I know it’s easy to get “religious” about the technologies you know best. As an IT Professional it’s important to look at a variety of solutions before deciding which one is best for your company or the particular problem you are trying to solve and there are often a lot of factors to take into consideration.  When dealing with those types of decisions myself, I valued the opinions of people who had taken the time to really understand what’s out there along with the pros and cons – particularly for products I wasn’t as familiar with.
Like many large multi-day conferences, the sessions and tracks are vast at VMWorld and it’s been hard to decide how best to spend my time.
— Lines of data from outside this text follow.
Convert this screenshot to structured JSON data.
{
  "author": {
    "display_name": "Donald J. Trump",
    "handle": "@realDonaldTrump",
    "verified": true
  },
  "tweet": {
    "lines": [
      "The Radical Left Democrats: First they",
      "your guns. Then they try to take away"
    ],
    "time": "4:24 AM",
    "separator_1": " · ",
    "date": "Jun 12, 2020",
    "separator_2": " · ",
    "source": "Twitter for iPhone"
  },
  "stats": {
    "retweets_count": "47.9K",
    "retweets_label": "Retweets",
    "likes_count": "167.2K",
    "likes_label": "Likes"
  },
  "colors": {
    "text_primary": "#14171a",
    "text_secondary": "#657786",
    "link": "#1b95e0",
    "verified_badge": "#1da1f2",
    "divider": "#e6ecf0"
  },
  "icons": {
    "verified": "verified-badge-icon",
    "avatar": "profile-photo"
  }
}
In doing a little preparation for this event, it seems that VMWare historically had a habit of talking about technologies at VMWorld that ended up not being released in a reasonable time frame.
Apparently there has been shift in recent years to concentrate only on technologies that will come to fruition in the next year, so I’m happy to find out that my time at the conference will be well spent learning about things that will be out there for IT Pros sooner than later. The software-defined datacenter and Infrastructure-as-a-Service look like they are going to be hot topics.
I’m looking forward to catching sessions around these areas:
  • vCloud Hybrid Service – There is a “Jump Start” series of 5 breakout sessions covering topics like architecture, networking and security, deploying workloads and cloud management of the VMWare vCloud product. In addition to the jump start, there are many other sessions around this service that look like good picks.
  • Storage and Data Protection – sessions around the VMWare Virtual SAN and SSD, Software-defined Storage and data protection and other storage advancements.
  • Operations Management – Sessions around cloud computing management, building your infrastructure, cloud economics, the evolution of the data center.
  • Virtualizing Active Directory – There is one session that caught my eye about Active Directory (always near and dear to my heart), so I probably won’t be missing that one.
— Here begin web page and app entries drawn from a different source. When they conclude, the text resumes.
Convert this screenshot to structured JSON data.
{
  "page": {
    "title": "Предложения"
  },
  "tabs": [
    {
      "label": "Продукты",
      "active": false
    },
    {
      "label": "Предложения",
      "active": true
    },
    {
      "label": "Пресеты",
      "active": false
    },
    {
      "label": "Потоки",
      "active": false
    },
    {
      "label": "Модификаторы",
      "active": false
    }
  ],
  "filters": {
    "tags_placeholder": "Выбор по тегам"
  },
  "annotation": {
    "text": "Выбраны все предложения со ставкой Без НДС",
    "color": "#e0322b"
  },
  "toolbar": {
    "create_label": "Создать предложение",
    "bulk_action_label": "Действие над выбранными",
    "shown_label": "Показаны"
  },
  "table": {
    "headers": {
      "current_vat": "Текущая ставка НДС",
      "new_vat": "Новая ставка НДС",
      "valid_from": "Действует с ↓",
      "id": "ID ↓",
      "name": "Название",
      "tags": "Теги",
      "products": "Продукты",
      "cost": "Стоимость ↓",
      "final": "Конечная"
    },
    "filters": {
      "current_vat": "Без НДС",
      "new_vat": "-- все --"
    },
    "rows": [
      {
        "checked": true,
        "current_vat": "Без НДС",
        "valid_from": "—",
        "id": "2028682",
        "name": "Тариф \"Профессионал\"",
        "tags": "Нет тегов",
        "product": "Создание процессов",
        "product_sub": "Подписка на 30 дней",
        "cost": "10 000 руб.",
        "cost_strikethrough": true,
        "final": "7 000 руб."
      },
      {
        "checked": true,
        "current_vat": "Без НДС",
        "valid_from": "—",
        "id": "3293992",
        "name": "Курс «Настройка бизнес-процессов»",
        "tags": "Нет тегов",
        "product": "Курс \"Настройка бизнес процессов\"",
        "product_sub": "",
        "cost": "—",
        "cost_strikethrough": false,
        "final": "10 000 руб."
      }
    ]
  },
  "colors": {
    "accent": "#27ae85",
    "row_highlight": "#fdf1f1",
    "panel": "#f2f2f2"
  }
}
I learned from my former teammate that session seating is prioritized for people who put sessions in their Schedule Builder tool, so I’m hoping I’ve chosen wisely. I generally don’t recommend session hopping at these type of events and this reinforces my plan to get a few good takeaways from every session I attend.
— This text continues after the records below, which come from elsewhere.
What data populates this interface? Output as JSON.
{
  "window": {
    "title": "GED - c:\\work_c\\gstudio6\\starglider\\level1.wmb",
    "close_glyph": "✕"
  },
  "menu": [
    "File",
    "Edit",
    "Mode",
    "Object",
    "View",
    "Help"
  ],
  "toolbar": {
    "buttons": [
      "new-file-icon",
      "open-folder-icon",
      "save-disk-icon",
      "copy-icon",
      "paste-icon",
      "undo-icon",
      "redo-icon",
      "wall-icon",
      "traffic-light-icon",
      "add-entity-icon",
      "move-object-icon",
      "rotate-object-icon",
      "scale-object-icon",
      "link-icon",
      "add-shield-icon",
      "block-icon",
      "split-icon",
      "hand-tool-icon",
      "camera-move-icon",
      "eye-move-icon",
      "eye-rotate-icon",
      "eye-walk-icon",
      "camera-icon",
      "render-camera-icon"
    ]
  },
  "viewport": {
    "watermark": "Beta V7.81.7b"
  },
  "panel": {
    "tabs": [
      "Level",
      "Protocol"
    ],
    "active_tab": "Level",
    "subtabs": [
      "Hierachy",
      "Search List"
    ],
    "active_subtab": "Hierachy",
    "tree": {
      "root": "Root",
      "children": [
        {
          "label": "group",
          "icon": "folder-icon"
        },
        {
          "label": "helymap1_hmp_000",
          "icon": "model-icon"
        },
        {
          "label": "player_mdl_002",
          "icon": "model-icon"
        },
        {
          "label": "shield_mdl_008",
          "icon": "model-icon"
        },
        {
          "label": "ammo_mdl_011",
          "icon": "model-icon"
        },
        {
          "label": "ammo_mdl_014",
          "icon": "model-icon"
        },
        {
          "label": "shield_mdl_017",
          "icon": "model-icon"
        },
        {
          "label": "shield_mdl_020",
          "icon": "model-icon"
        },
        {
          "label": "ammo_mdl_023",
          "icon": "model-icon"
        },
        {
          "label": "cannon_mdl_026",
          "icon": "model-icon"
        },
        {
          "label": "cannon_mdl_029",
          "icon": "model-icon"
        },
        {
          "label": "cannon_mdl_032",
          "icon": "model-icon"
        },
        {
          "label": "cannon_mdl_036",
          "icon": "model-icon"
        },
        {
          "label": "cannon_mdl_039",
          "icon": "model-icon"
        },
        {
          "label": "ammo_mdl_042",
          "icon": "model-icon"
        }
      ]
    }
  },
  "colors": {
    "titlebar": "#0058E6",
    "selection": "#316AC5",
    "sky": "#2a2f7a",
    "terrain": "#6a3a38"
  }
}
So to answer the question from earlier – Am I spying on VMWare? Nah, far from it.

Like every other conference I’ve attended throughout my career, I’m forever a student of technology. Be it Microsoft technology or not, I don’t think I can ever go wrong looking for opportunities to learn. I can’t be good at my job and you can’t be good at yours unless we all take the time to learn about what’s out there and are open to comparing a variety of solutions.

So that’s why I’ll be at VMWorld. Meanwhile, I hope you’ll continue to check out the posts in the “VMWare or Microsoft?” series.  On Twitter, the hashtag is #VMWorMSFT.  And for news of the conference, follow the tweets of @VMWorld.

And since I’m a VMWorld newbie, if you think there is something I shouldn’t miss, let me know!

New Adventures at Microsoft

I love being a Sys Admin.  For the last 15 years, I’ve learned so much about managing systems and working with the people that use those systems to accomplish their jobs. Plus, over the last several years, I’ve enjoyed being part of the IT Professional community, through the PacITPros User Group, from attending and staffing conferences like TechMentor, TechEd and TechDays and as a Microsoft MVP. 

I’ve made so many great connections, learned many cool new things.  Not sure I would consider having it any other way. But sometimes an opportunity opens up that takes you in a different (but related!) direction and that’s what has happened to me.

As of yesterday, I’ve joined Microsoft as an IT Pro Evangelist.  I’m looking forward to getting to spend more time with the IT community and hopefully, learning a lot more things I can share!  I’ll be primarily responsible for the Bay Area, so don’t worry, I won’t be going far. 🙂